Where is the start of the Camino de Santiago? is a very common question we get here at CaminoWays.com.
Many people talk about ‘the Camino‘ but there are many ways and many Caminos, all leading to one place: Santiago de Compostela and the tomb of Saint James in the city’s cathedral.The Camino de Santiago is not just one route, as traditionally the Camino started from one’s own home, wherever that might have been.
The Way of Saint James more commonly known as the Camino de Santiago, was one of the most important pilgrimages in the Middle Ages, along with Rome and Jerusalem. Rich and poor made their way to the shrine of Saint James in Santiago de Compostela to repent and atone for their sins.
The earliest records of visits to Saint James in Santiago de Compostela date back to the 9th century, in the time of the Kingdom of Asturias, while the 12th century Codex Calixtinus, an illustrated manuscript attributed to Pope Callixtus II but now believed to be the work of French scholar Aymeric Picaud, is the first guide offering advice and practical information to pilgrims embarking on their journey on the Camino de Santiago.

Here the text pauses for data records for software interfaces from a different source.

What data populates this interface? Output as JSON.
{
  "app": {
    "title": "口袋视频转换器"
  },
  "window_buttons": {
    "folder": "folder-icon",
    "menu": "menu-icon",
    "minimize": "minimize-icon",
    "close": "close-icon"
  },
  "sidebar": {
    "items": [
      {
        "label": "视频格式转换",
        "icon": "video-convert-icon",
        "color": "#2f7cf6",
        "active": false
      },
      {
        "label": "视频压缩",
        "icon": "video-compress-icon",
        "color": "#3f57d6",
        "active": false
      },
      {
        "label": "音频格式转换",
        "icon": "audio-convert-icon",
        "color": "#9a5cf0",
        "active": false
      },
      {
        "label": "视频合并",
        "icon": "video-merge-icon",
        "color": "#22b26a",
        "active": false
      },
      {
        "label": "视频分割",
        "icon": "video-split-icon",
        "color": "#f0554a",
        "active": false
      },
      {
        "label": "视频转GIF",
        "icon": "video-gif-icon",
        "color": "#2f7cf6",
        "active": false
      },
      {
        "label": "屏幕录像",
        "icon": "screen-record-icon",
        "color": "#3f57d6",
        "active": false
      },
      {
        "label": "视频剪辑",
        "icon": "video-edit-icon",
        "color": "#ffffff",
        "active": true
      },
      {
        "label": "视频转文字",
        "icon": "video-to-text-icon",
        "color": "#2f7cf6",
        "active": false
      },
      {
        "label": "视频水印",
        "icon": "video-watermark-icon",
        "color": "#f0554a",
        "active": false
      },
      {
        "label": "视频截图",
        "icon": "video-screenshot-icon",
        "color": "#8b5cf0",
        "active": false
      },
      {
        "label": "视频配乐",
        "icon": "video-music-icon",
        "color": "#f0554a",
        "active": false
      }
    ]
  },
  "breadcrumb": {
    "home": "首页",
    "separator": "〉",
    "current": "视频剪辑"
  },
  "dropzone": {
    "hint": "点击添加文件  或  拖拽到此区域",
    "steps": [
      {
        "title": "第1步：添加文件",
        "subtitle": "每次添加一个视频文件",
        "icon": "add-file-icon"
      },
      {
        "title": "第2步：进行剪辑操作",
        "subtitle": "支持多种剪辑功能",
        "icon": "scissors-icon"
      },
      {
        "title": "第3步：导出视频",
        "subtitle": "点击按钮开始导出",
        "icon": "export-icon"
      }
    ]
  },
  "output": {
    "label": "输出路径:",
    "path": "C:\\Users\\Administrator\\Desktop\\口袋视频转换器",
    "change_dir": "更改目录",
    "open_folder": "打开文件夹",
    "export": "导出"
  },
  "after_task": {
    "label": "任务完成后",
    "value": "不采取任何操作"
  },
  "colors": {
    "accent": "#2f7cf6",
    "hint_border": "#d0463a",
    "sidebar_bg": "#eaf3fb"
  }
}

No matter how much advice the Codex could offer, being a pilgrim in the Middle Ages was a dangerous adventure. And that is the reason many ‘main’ Camino routes developed, as it would be much safer to travel on a set route along with other pilgrims, instead of negotiating quiet and more dangerous roads on their own.
Starting points on the Camino de Santiago routes
The most popular route and what people have come to think of as ‘the Camino’ in recent decades is the French Way, the Camino Francés, depicted in books, documentaries and movies such as The Way. This is the route starting in Saint Jean Pied de Port in France, some 800km away from Santiago, over the French border.
The French Way crosses the North of Spain: from Saint Jean Pied de Port in the Basque Country across the Pyrenees along the Napoleon Pass to Roncesvalles, then to Pamplona, the Rioja region and its vineyards, on to Castilla y León, the vast Meseta, the breath taking Mountains of León, El Bierzo and finally the green hills of Galicia before reaching Santiago.
The French Way was a very popular trail, one that kings, nobles and clergy invested in to keep pilgrims safe, building bridges, hospitals and other infrastructure. Towns and cities sprouted and developed along the Camino Francés.
But other routes followed by those living far from the French Way also appeared; these are also walked today by Camino enthusiasts, pilgrims and walkers looking to experience and discover different routes to Santiago. They are all special in their own right. Some of the most popular are:
The Portuguese Way developed for pilgrims heading North from Lisbon and Porto. The route was followed by the Queen Isabel of Portugal in her pilgrimage to Santiago in the 13th century.
Pilgrims from the UK and Ireland traditionally travelled by boat to the northern Galician shores and then continued their journey on foot, along what it is now called the English Way, mainly from the port cities of Ferrol or A Coruña.
The Northern Way or Camino del Norte started in the Basque Country and headed West along the coast. It was also used by many arriving by boat to the Northern ports in Spain.
The Original Way or Camino Primitivo, started in Oviedo, Asturias, and is the oldest Camino de Santiago route, as well as the most common route until the 10th century.
Vía de la Plata or Camino Mozárabe was followed by pilgrims from the South of the Peninsula, all the way from Seville. Today, the last 100km of the Vía de la Plata, from the city of Ourense, is one of the most beautiful final walking sections to Santiago.
For more information about the Camino de Santiago or to book your Camino trip, contact our travel specialists